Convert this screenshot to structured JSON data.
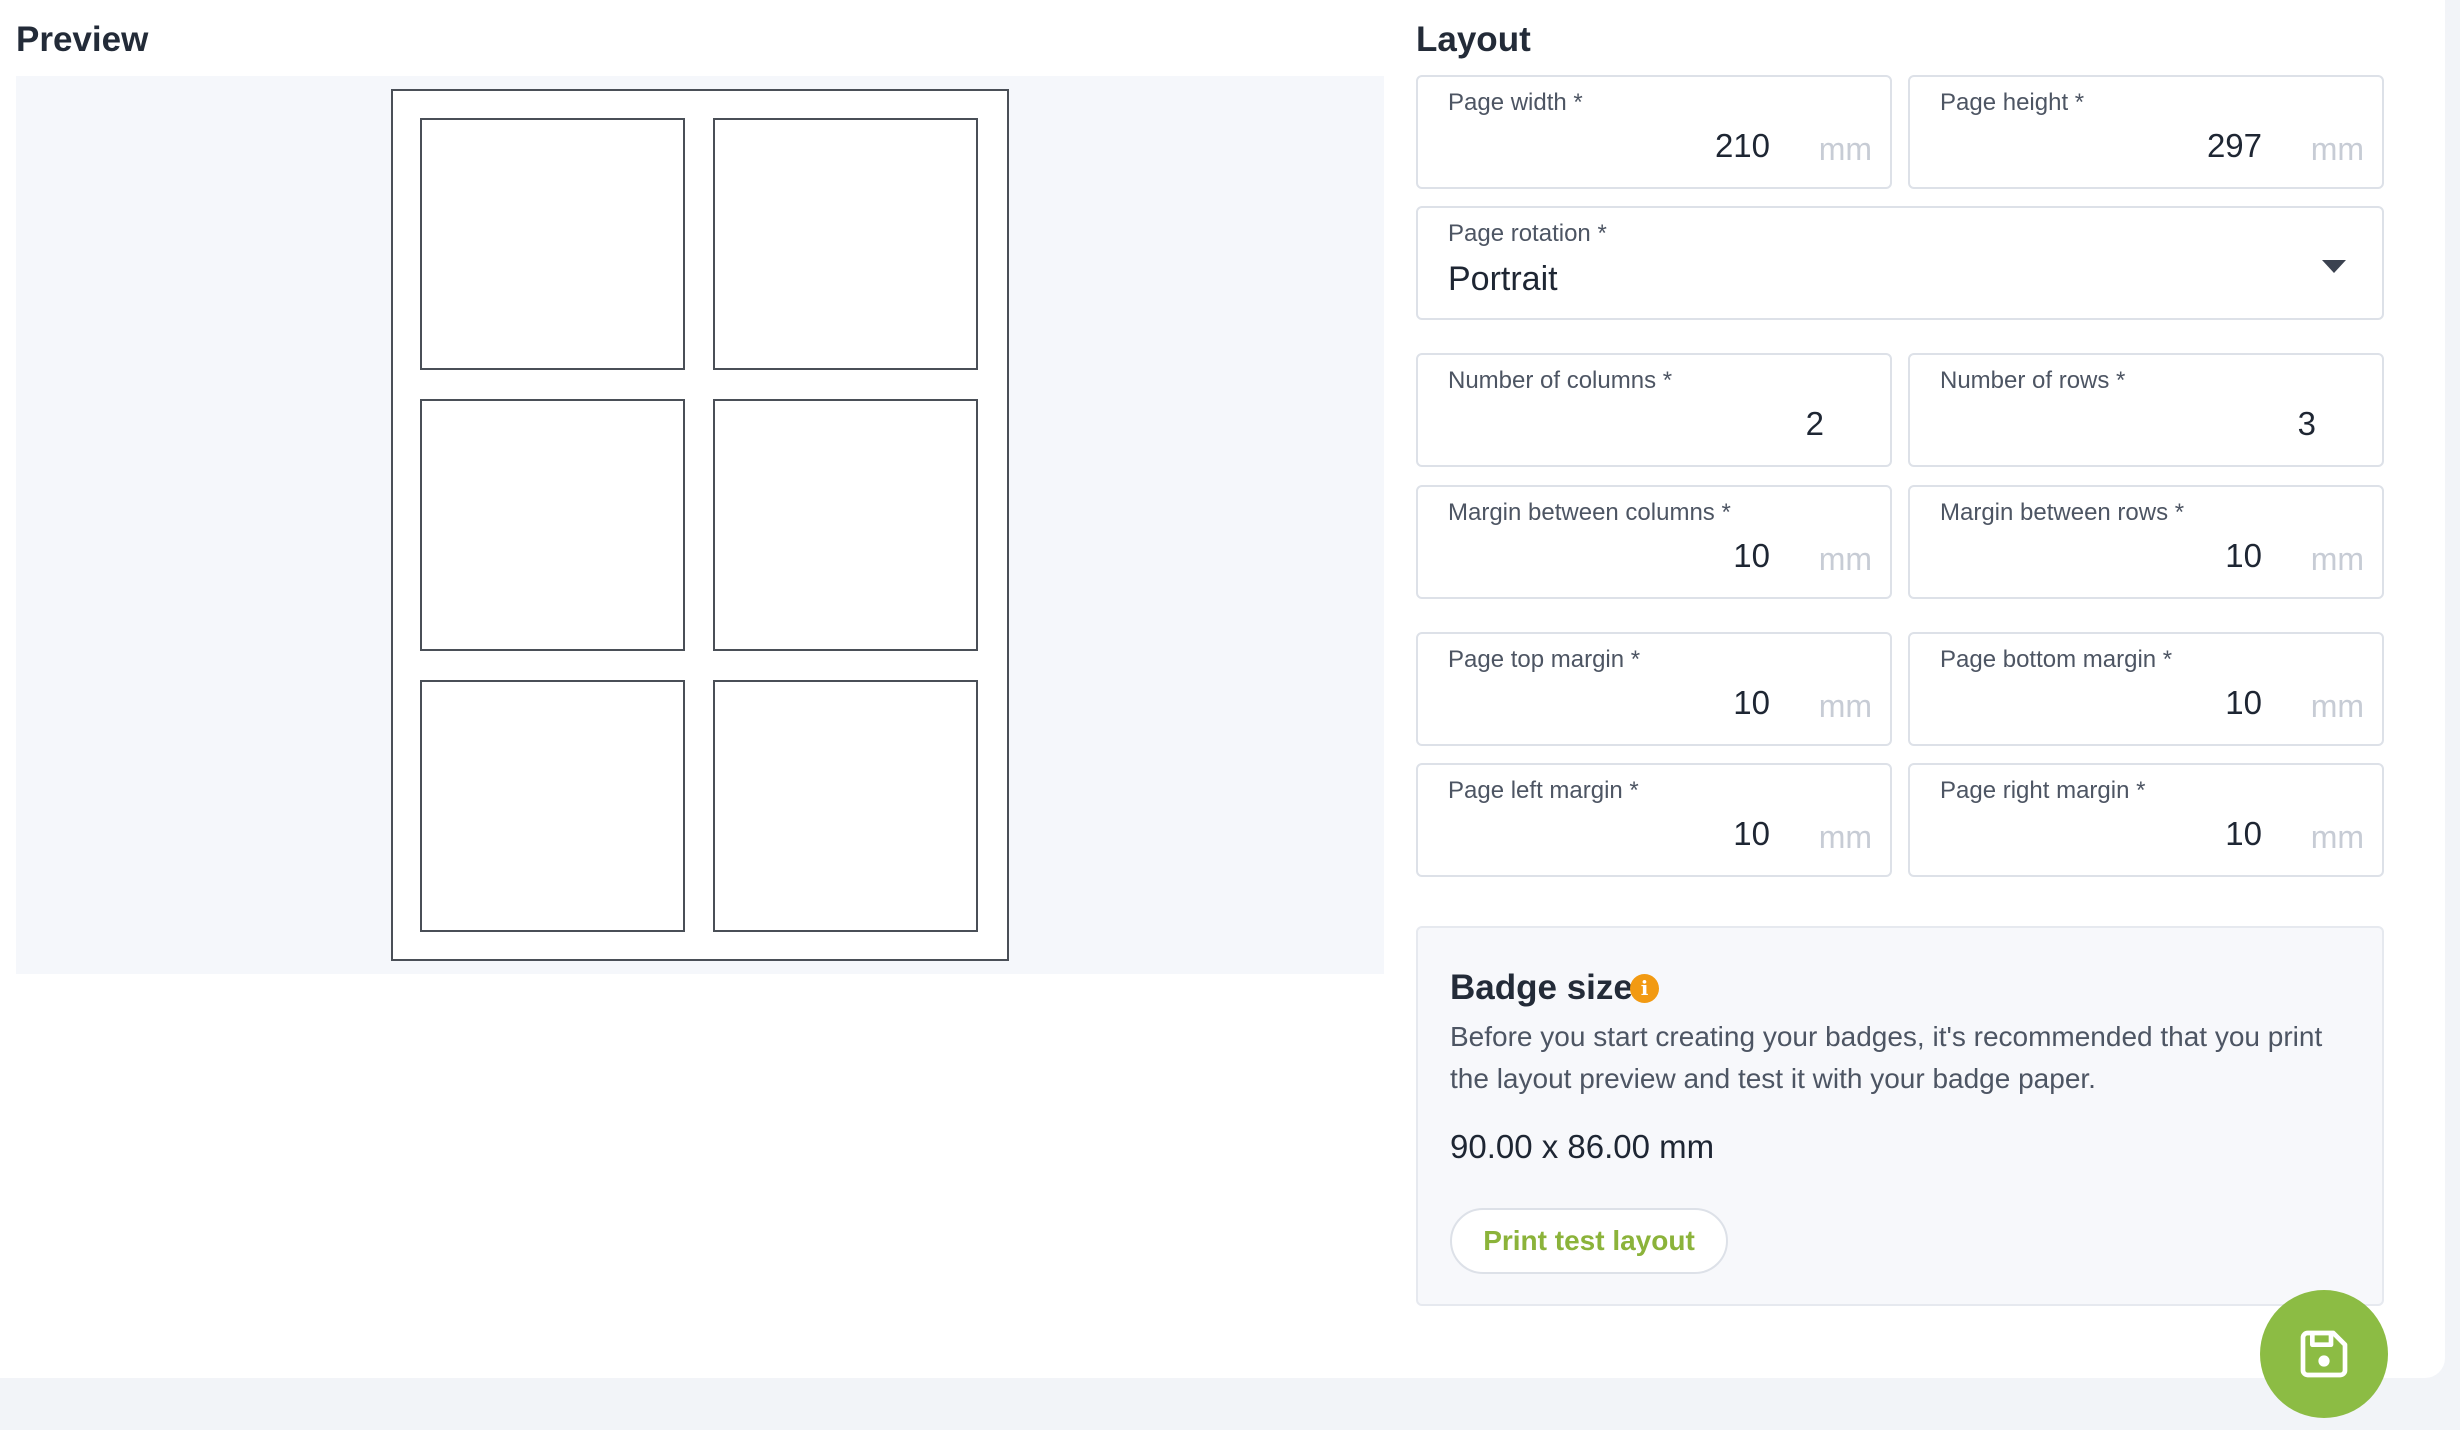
{
  "preview": {
    "title": "Preview"
  },
  "layout": {
    "title": "Layout",
    "page_width": {
      "label": "Page width *",
      "value": "210",
      "unit": "mm"
    },
    "page_height": {
      "label": "Page height *",
      "value": "297",
      "unit": "mm"
    },
    "page_rotation": {
      "label": "Page rotation *",
      "value": "Portrait"
    },
    "columns": {
      "label": "Number of columns *",
      "value": "2"
    },
    "rows": {
      "label": "Number of rows *",
      "value": "3"
    },
    "margin_columns": {
      "label": "Margin between columns *",
      "value": "10",
      "unit": "mm"
    },
    "margin_rows": {
      "label": "Margin between rows *",
      "value": "10",
      "unit": "mm"
    },
    "margin_top": {
      "label": "Page top margin *",
      "value": "10",
      "unit": "mm"
    },
    "margin_bottom": {
      "label": "Page bottom margin *",
      "value": "10",
      "unit": "mm"
    },
    "margin_left": {
      "label": "Page left margin *",
      "value": "10",
      "unit": "mm"
    },
    "margin_right": {
      "label": "Page right margin *",
      "value": "10",
      "unit": "mm"
    }
  },
  "badge_size": {
    "title": "Badge size",
    "info_icon": "i",
    "description": "Before you start creating your badges, it's recommended that you print the layout preview and test it with your badge paper.",
    "dimensions": "90.00 x 86.00 mm",
    "print_button": "Print test layout"
  },
  "icons": {
    "info": "info-icon",
    "save": "floppy-disk-icon",
    "dropdown": "caret-down-icon"
  },
  "colors": {
    "accent_green": "#8cbc44",
    "print_text": "#8bb33a",
    "info_orange": "#f29a12"
  }
}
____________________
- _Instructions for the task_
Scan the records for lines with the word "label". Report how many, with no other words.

- _Answer section_
11